As you know, the Betties team reads an enticing new book each month in order to share our notes and takeaways with you. This month, we read Radical Candor: Be a Kick-Ass Boss Without Losing Your Humanity by Kim Scott.
This guide to being a better boss offers a simple ideation that you have to both challenge and care. Without one or the other, your management style is severely lacking and not nearly as effective as you hope to be. Kim Scott has a reputation of leading at Google as well as Apple, where she developed a class on how to be a good boss. Her real-life stories and insightful advice truly round out her expertise in being an effective manager to give us this fabulous book.
Some of our most valuable takeaways include:
1. Every team needs rockstars and superstars.
A rockstar is like the Rock of Gibraltar and you can always lean on them and depend on them. They are steady and brilliant at what they do and they are not gunning for the next promotion. A superstar does an equally great job but they will go absolutely crazy if they are still in the same job a year from now. Use this to build a strong team that will grow with you.
2. Create a path for growth for frontline workers.
Give them a path that comes with better wages and opportunity, without having to be a management path. Make it more attractive than the management path, because people will often gravitate to that thinking it’s their only choice. This is how to nurture your superstars.
3. Avoid a shit sandwich.
This goes against everything we have always been taught but there is no good bad good balance that should be sought out. Praise the good and be candid about the bad. When you force yourself to package something like the s*** sandwich, it’s insincere and people will see right through it.
4. Encourage discussion of problems.
This is where creativity is at its finest. When you tell people to bring you solutions, it shuts down the creative process of having that discussion around the problem. Create a process for suggestions with something like a vote up or down, then provide feedback to your staff on what happened to their idea.
5. What can I do (or stop doing) that will make it easier to work with me?
Ask this of your subordinates, and during skip meetings, ask team members the same question of their manager. Always work to improve in the way you manage your staff.
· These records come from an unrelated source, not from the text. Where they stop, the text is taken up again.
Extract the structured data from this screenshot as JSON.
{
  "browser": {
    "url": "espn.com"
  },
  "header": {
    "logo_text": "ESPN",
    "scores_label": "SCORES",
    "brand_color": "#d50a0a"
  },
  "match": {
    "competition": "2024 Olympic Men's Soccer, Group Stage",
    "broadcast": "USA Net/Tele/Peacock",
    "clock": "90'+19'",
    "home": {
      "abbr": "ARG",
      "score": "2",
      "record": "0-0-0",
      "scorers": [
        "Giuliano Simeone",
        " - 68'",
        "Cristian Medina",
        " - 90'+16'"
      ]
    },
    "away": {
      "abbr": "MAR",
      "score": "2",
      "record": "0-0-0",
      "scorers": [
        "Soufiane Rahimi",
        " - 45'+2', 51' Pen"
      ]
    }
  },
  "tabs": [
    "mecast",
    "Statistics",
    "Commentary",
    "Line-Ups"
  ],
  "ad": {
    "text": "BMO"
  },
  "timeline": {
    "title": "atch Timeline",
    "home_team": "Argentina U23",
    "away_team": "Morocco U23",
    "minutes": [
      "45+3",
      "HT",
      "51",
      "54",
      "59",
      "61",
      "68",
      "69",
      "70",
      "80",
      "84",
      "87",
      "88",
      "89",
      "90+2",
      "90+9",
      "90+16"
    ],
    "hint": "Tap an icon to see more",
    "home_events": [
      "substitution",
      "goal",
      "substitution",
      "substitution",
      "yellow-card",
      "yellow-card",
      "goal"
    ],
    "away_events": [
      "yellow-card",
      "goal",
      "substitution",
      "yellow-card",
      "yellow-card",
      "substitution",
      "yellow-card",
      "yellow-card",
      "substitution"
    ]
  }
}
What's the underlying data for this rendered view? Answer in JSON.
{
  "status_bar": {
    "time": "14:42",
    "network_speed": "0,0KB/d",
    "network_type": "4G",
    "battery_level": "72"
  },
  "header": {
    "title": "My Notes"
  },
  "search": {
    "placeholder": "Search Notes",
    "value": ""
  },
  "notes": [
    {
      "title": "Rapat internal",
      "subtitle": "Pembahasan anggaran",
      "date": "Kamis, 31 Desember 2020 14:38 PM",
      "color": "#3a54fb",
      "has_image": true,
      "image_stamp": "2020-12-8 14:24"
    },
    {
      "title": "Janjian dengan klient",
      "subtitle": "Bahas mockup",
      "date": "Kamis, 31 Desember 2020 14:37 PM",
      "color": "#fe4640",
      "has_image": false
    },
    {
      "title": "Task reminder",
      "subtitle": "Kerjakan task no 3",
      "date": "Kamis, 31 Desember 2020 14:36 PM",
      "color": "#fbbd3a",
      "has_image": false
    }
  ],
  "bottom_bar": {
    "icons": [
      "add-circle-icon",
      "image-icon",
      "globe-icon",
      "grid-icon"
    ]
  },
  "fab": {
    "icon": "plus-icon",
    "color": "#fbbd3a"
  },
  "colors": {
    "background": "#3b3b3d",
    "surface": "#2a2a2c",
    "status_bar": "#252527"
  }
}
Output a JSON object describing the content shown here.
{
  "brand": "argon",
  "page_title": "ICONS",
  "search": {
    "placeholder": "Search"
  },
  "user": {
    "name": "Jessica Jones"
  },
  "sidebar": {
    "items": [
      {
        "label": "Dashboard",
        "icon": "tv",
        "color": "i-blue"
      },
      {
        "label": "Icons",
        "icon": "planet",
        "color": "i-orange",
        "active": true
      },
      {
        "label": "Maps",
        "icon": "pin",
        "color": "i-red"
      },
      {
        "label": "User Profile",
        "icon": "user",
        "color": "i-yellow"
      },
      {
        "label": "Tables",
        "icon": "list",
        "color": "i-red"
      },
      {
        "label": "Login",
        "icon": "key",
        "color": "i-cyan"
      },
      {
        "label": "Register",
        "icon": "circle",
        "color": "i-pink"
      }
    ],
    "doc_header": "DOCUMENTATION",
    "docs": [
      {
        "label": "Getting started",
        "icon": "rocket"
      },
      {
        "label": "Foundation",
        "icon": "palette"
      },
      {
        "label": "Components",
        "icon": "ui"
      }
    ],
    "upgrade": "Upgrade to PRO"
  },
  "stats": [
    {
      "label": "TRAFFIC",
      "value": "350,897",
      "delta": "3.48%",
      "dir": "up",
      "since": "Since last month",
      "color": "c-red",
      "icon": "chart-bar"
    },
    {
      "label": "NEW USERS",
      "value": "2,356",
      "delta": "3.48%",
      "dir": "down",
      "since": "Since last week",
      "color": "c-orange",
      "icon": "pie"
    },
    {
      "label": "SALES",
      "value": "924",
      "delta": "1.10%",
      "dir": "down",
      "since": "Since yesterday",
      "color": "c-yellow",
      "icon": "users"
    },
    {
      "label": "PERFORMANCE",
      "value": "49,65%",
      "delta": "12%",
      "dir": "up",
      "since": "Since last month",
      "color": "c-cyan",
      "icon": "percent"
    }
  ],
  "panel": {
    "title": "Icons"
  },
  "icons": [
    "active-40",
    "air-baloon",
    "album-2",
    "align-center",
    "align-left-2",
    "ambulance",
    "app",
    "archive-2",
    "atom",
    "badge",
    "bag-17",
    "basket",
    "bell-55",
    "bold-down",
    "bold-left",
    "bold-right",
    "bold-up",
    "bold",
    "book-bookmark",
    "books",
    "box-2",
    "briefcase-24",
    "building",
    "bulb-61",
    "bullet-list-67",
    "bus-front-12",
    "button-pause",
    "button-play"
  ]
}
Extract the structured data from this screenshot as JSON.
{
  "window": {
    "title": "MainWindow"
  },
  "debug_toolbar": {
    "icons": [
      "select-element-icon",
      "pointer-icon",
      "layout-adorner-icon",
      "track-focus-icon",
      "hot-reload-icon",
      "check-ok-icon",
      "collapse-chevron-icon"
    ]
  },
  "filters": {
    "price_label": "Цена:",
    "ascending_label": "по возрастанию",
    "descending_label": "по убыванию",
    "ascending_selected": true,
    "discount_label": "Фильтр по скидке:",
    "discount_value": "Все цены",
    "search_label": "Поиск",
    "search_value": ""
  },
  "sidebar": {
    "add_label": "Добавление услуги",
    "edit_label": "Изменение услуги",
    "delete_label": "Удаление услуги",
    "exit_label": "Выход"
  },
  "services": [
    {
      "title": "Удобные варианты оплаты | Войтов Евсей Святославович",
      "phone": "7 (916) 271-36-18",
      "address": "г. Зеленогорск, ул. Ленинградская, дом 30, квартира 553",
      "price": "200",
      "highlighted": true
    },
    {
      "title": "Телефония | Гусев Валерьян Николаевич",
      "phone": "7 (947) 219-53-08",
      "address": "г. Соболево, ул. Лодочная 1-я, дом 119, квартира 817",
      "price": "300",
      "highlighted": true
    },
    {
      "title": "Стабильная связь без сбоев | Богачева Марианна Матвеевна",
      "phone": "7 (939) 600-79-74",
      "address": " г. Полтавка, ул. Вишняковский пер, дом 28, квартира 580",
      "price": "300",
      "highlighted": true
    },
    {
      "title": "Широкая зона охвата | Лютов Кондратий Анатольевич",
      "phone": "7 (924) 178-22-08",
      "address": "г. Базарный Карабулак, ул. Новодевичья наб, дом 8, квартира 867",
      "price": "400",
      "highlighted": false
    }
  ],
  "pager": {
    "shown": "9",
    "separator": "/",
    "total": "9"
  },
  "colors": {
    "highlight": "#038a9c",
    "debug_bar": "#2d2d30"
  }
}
6. Make it your personal business to find out the hopes and dreams each of the people who work under you.
Whether it’s business or personal, if you find out what they want to do and then can coach them or somehow tie that into what they are doing now, it gives them purpose. For example, a girl at Google wanted to run a spirulina farm (which is a far cry from her work at Google). Her manager listened to her dream and offered to mentor her on being a leader. When she’s ready to leave and start that farm, she will be a capable leader.
Have you read Radical Candor?